I'm romantic enough to smirk a little at your invocation of the "positive freedom" to "take out a mortgage ... get married etc.". But I get your point. Certainly, the ability to write orderly prose is useful in the exercise of your practical liberties.

Presskorn said...

Well, I am able to smile at it as well. We're off-topic, but as you will remember, my at least official position on marriage etc. is Hegelian: I.e. it is a temptation, but a premature one, to assume by default that such societal institutions are rotten and devoid of genuine normative content.

Thomas said...

Okay. I'll agree on marriage (reluctantly). It may still be the best way to have children (and raise them to the age of ten or so), all things considered, and under the current conditions (which the revolution would of course replace). The mortgage racket, by contrast, strikes me as at least in some stage of decay. In any case, to oppress an institution will certainly need to have normative content.

Bringing it back to our topic, we can imagine a world in which marriage affords no particular liberties, no particular advantage to lovers who would be together. But I'm not sure I can imagine a world in which the essay does not make us better able to express ourselves about the facts as they are.

Presskorn said...

You seem to be right. And you're obviously right about the current state of the mortgage institution.

One perhaps somewhat sophistic caveat though. Couldn't it rather be like this:

When we are imagining that "marriage affords no particular liberties, no particular advantage to lovers who would be together", aren't we still imagining them to be living in (a series of) marriage-*like* circumstances? E.g. sometimes living together and not indulding in inordinate amounts of promuscuity (which is just like marriage!)? Aren't we imagining something along those lines? Just without the lovers in fact being married. [But that is of no importance: Pangrammatically, marriage is an act, not a fact.]

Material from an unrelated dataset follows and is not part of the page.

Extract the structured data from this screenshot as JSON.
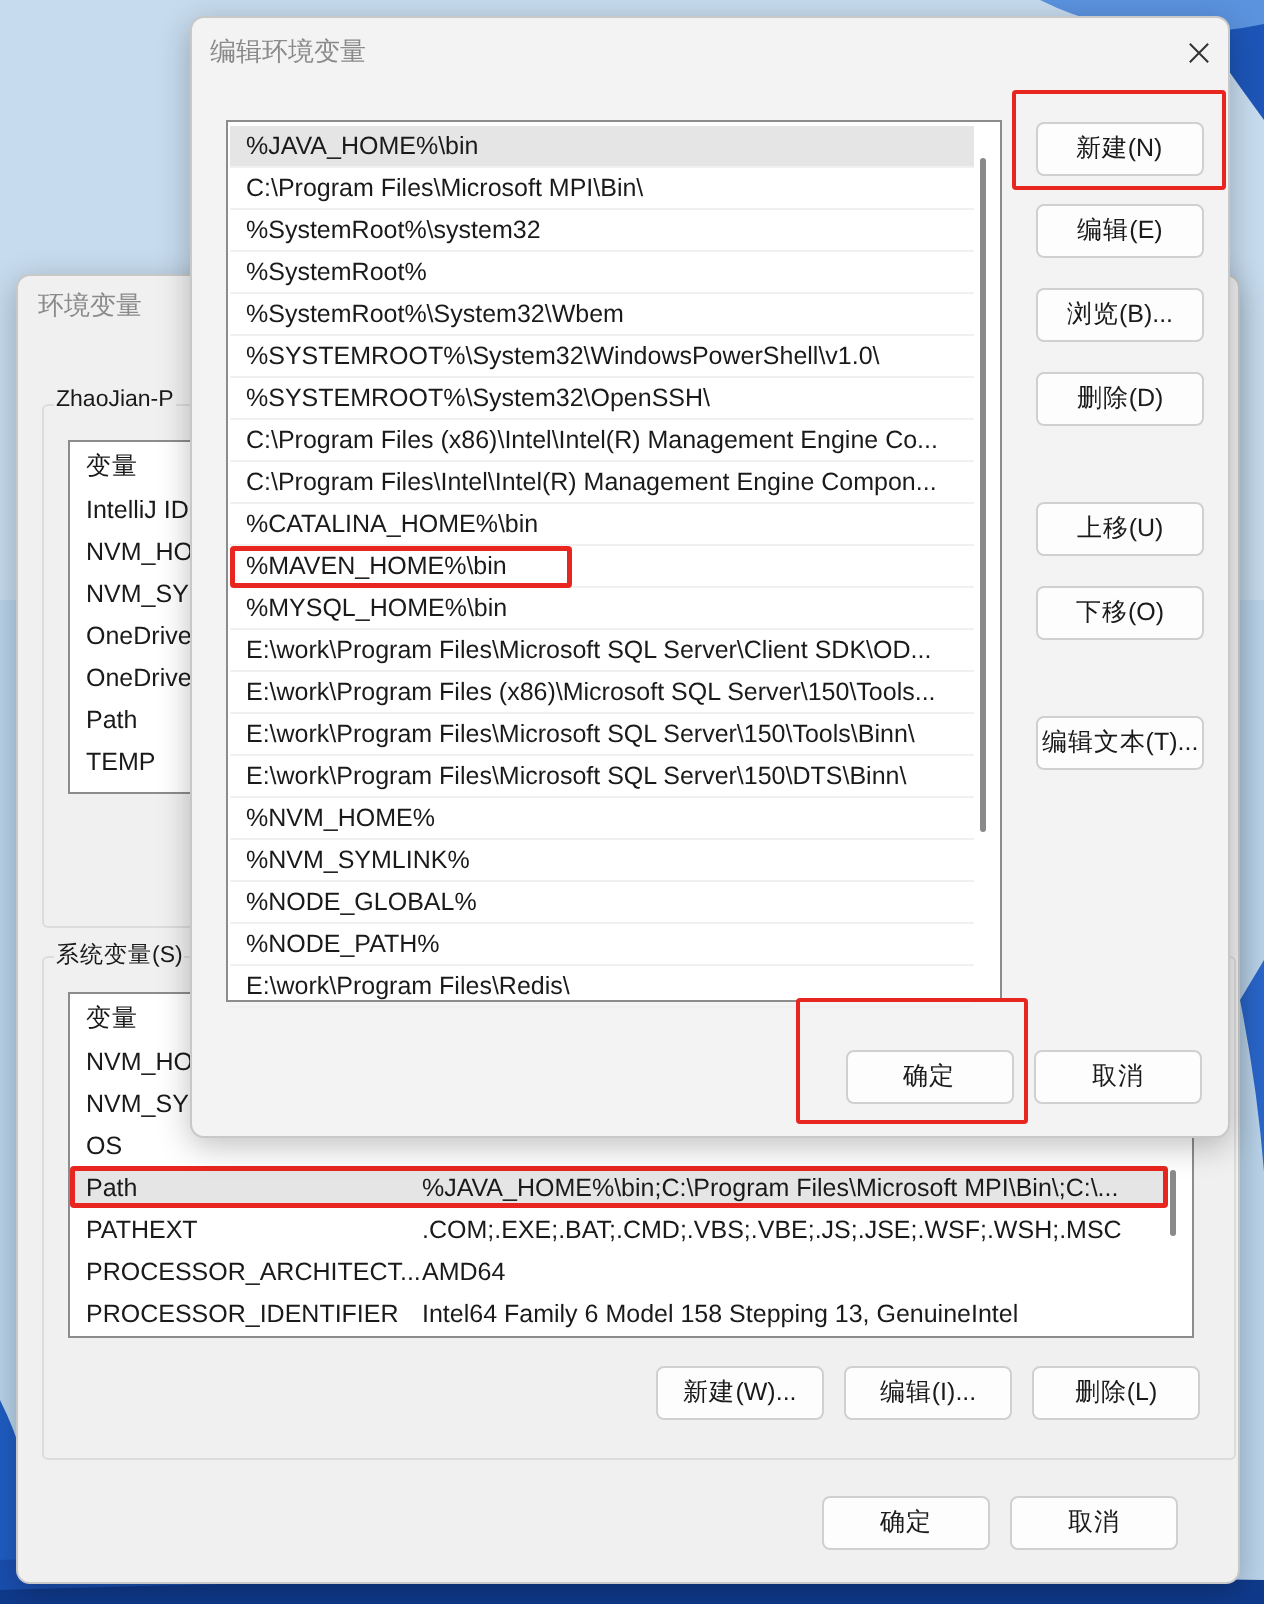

Equally, I could perhaps imagine "a world in which the essay does not make us better able to express ourselves", but then I'd just be imagining us writing in an essay-*like* form instead...